One might think a theatricalized version of Snow White and the Seven Dwarves would demand a cast of, at minimum, eight people.
Toronto’s Young People’s Theatre has said, “nope!,” and endeavoured to create a complete Snow White with only two performers: YPT artistic director Herbie Barnes and JD Leslie at the performance the Intermission team attended, and Sort Of star Amanda Cordner and Ken Hall at other performances. It’s not publicized which team performs on which days.
What ensues on the Ada Slaight Stage is a silly, often improvised, high-energy afternoon of storytelling, with fragments of the Brothers Grimm fairy tale hurled between Snow White and her dwarf at a breakneck pace. Small costume pieces — a hood, a blanket, a hat — suggest different characters, and Barnes in particular as the rolodex of dwarves tries on several shades of vocal mask, ably disguising himself as each of the myriad characters he plays. Leslie’s role is more consistent — for 90% of the show, she’s Snow White, charming and childlike and appropriately whimsical.
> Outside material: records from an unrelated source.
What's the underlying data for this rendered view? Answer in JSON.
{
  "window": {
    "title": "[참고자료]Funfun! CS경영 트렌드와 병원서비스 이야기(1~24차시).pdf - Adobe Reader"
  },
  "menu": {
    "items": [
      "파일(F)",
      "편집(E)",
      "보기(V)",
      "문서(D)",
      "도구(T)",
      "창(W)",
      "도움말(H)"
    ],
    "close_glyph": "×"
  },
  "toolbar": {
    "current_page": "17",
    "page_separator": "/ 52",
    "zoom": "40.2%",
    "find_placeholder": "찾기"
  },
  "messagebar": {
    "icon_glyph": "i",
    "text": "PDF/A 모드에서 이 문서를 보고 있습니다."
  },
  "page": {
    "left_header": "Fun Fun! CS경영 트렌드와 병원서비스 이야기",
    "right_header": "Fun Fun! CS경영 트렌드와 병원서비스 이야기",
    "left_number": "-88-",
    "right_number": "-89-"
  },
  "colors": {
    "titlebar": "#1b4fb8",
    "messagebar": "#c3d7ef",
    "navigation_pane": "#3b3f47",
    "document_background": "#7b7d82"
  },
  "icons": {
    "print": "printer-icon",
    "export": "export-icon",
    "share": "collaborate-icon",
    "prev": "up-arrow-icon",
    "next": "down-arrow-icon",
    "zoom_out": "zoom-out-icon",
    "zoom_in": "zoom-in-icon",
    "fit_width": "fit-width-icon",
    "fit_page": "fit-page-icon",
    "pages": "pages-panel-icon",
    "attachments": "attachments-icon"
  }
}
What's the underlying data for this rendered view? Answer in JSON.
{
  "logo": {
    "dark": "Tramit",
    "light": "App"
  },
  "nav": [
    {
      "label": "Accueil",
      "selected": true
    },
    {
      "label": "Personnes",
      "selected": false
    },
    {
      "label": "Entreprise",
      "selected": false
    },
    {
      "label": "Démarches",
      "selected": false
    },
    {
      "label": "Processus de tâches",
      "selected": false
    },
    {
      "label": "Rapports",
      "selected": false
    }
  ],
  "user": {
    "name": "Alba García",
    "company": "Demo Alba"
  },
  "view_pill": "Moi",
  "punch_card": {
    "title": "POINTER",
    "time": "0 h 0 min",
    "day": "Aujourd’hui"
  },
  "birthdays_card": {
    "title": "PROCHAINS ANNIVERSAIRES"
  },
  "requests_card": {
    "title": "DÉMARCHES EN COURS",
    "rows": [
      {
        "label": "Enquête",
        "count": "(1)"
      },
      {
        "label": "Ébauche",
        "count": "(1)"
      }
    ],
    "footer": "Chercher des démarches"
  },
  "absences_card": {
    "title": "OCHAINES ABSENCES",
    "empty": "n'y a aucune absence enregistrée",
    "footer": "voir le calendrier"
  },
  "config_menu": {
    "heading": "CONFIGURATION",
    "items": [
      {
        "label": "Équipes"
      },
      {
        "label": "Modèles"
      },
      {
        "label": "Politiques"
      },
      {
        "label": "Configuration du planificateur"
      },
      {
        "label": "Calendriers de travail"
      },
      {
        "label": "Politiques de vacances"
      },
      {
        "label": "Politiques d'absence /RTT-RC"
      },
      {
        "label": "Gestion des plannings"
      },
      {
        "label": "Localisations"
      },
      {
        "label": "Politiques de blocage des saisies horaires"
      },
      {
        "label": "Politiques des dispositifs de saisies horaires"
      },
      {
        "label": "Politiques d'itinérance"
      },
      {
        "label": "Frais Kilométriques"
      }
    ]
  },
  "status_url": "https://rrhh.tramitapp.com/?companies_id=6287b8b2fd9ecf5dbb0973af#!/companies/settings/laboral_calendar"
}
Director Aurora Browne has found admirable balance between Barnes and Leslie — a delicate middle ground between freneticism and groundedness. Though at the show we attended, the performances didn’t always feel impeccably polished, the duo always look like they’re having fun — and that translates into the audience’s experience. Through choreographed movement and an impish give-and-take between the two figures onstage, Browne has created an enjoyable wander through the surprises within playwright Greg Banks’ text. The show is a little long — at 85 minutes, there were certainly some squirms on the afternoon I, our digital manager Janice, her husband and their two kiddos attended — but at its best, those minutes melt away as Barnes and Leslie banter with each other (and with us!).
A YPT outing would be incomplete without, er, YP. That’s why we brought along Celeste, 9 and Felix, 5, and asked what they thought (because, at the end of the day, this show is for audience members like them, not me). Overall, they enjoyed Snow White — it was a completely different version of the story than they’d previously known, and they found some of the physical business between Barnes and Leslie unspeakably fun — though they too found the show a little lengthy in its final third. It bears mentioning that this Snow White is darker than the Disney treatment; we meet the Huntsman and witness a few “violent” deaths. But the Grimm element is never overplayed, and as such succeeds in adding some texture to the story kids might have known before.
Visually, the show is lovely, making it almost feel like a pop-up book. Brandon Kleiman’s set and Laura Gardner’s costumes competently create a storybook feeling onstage, and Gardner’s costumes in particular make Snow White and her dwarves feel like grown-up-sized kids rather than grownups. Siobhan Sleath’s lights, too, are just the right amount of spooky when they need to be, evoking a suspenseful atmosphere without sacrificing the comfort of the show’s littler audience members.
The study guide YPT has created for the show is fantastic, with some fascinating exercises for school groups who might attend, including a game to help kids suspend their disbelief in the case of minimal props and a how-to for teachers to demonstrate the idea of “tableau.” The curious spirit of YPT shines brightly in that study guide, reinforcing the importance of drama in the classroom while also allowing students to have fun and explore at their own pace.
This Snow White is an intimate and relatively simple affair, but even in its simplicity it pieces together a low-stakes, highly amusing fairy tale for kids who might still be learning what theatre is and what their place in it could be. The improv element here is pretty fun, and the cast often demonstrates heartwarming chemistry. Who ever said it took more than two people to tell the story of Snow White?
Snow White runs at YPT through January 7. Tickets are available here.